The tax exemption is a privilege that has been given to agricultural societies through legislation in recognition of their contribution to local communities. In some instances, this may be perceived as unfair by local businesses or organizations that do not enjoy a similar exemption. Societies should be mindful of impacts on their community when they are entering into agreements with potential tenants.

This section refers to “local improvement rates”. Local improvement rates may be charged by municipalities where services to a specific part of the municipality are being upgraded. For example, a sewer line or street lights are being added in a neighbourhood where that service has not been provided before. This primarily benefits those who are located in that part of the community and so a local improvement rate is charged to the local people, businesses or organizations in order to help pay for the improvements. The Act does not provide an exemption for charges of this type.
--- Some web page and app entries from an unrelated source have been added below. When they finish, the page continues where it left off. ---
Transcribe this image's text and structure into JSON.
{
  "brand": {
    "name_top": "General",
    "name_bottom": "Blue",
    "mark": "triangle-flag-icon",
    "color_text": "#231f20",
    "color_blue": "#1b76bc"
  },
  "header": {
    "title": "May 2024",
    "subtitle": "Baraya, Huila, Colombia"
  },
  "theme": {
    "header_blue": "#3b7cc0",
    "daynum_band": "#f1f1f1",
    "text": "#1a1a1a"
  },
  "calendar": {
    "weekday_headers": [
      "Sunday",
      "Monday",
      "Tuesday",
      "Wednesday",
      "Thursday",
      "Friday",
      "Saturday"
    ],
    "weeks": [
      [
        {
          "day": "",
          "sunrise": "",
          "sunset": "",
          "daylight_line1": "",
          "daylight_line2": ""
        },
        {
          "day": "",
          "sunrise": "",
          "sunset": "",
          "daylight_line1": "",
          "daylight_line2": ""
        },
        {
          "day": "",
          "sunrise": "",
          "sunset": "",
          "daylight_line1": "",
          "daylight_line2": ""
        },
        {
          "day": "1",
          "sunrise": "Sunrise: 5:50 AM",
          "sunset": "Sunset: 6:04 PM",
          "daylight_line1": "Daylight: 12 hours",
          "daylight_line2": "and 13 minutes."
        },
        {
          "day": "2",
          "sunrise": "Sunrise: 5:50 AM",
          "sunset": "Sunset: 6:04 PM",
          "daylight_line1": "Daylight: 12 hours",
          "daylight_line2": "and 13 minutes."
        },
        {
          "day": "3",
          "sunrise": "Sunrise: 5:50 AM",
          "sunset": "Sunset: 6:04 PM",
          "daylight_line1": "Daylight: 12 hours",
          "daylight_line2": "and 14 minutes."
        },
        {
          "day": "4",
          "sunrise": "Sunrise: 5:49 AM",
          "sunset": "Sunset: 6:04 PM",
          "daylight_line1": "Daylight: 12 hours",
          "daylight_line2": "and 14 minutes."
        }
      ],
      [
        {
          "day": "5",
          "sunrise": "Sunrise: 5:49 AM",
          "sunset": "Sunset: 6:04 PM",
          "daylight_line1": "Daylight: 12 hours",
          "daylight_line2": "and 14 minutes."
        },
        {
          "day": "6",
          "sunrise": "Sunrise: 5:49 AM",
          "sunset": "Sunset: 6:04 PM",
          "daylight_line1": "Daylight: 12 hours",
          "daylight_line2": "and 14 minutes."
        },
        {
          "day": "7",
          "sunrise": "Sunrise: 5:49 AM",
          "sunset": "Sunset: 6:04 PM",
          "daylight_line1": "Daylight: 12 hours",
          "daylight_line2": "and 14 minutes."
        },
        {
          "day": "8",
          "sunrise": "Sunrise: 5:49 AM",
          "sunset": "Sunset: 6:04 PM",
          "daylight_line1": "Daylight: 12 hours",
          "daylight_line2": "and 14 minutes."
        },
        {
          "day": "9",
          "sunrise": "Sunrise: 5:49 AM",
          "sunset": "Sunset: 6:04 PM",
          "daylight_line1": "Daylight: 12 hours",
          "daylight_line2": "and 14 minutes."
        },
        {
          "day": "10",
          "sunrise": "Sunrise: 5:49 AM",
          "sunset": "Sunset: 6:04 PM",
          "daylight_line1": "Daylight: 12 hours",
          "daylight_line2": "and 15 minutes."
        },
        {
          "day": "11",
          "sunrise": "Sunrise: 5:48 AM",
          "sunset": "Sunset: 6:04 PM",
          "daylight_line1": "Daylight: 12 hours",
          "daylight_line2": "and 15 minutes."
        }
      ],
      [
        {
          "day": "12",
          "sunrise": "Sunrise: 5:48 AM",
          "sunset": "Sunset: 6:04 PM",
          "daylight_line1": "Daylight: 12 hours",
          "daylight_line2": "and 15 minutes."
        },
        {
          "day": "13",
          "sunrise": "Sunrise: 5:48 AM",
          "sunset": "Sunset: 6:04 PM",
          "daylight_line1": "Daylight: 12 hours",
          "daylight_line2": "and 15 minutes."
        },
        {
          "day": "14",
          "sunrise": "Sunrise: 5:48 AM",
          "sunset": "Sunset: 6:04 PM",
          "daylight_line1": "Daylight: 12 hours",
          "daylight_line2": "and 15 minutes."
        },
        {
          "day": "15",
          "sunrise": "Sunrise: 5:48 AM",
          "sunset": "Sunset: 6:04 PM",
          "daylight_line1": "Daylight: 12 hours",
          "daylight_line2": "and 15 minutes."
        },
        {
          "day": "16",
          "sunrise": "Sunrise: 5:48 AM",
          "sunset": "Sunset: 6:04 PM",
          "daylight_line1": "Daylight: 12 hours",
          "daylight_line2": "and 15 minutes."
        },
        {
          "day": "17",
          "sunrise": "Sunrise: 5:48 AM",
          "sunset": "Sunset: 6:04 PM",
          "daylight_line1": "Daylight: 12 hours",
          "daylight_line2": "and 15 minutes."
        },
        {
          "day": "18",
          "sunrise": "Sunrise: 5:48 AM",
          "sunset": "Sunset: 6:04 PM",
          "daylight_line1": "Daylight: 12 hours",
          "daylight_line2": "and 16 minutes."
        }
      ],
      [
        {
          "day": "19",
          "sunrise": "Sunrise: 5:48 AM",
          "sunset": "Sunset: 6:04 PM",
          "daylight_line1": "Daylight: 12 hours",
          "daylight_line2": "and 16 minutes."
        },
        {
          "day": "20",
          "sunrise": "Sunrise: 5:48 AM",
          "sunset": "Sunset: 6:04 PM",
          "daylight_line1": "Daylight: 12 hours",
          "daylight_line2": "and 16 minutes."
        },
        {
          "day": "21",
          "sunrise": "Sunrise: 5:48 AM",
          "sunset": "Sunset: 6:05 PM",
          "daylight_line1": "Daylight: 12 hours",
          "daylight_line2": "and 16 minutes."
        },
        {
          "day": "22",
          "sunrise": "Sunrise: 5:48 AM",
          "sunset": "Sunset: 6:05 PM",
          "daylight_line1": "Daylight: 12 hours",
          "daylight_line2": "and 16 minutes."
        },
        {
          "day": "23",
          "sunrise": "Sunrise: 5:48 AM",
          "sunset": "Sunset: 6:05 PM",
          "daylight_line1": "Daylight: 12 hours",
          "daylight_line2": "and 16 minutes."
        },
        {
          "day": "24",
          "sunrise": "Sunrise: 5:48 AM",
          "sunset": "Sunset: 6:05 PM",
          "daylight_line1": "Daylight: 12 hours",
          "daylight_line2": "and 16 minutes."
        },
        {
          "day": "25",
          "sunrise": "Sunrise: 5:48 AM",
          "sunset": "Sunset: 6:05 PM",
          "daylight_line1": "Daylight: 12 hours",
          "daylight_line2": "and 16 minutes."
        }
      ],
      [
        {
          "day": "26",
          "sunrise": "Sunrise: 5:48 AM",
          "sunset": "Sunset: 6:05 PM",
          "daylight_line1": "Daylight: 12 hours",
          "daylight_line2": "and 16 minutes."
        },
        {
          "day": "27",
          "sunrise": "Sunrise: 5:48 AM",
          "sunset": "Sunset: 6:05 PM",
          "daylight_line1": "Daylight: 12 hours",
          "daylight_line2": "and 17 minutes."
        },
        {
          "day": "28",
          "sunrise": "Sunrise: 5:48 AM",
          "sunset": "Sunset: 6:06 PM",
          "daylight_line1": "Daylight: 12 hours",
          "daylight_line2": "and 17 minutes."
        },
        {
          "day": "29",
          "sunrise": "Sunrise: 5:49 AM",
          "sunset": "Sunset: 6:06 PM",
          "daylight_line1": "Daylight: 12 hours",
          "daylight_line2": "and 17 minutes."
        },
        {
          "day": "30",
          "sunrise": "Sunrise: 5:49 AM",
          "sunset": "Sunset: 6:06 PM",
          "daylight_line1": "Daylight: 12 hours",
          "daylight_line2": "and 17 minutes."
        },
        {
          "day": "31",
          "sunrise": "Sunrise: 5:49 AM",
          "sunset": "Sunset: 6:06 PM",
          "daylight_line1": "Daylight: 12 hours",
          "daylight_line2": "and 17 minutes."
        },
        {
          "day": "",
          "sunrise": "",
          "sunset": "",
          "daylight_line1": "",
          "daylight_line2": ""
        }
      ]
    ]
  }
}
Changes of Name or Location:
If a society wishes to make changes to items that would be included in the Articles of Incorporation for the society then they must receive approval from the Minister of
Agriculture, Food and Rural Affairs (section 9). The items that would require this approval include:

  • Name of the society
  • Location of the society’s office

An amendment form is available from the Ontario Ministry of Agriculture, Food and Rural Affairs. Changes proposed by the board of directors should be ratified by the membership at the annual meeting or a special meeting convened for that purpose before being submitted to the ministry for approval.

If for any reason, an agricultural society is no longer able to carry out its’ objectives then it should be officially dissolved as a corporate entity. The Minister may dissolve an organization, provided that the membership has passed a resolution to that effect at a meeting of the members duly called for that purpose (section 19).
The Minister may also cause a society to be dissolved for failure to comply with the annual reporting requirements as outlined in the Act (section 18). The Minister must give the organization twelve months’ notice of the intent to dissolve the organization and the board has the right to prevent that dissolution by bringing the organization into good standing within that period.

If a society is dissolved, then the people on the board at the date of dissolution become the trustees of the assets of the organization (section 20). They will be held responsible for the assets and liabilities of the organization. With approval from the Ministry, “they shall pay the debts of the organization and liquidate any of the assets for such purposes.”

Ministry policy requires that any remaining assets should be disposed of in a manner that is compatible with the objectives of an agricultural society. That is, they should be used to encourage agricultural awareness and promote improvements in the quality of life of people in the local community.


  • Roles and Responsibilities of Organization Directors, Ontario Ministry of Agriculture, Food and Rural Affairs factsheet click here 

Contact: Ontario Ministry of Agriculture, Food and Rural Affairs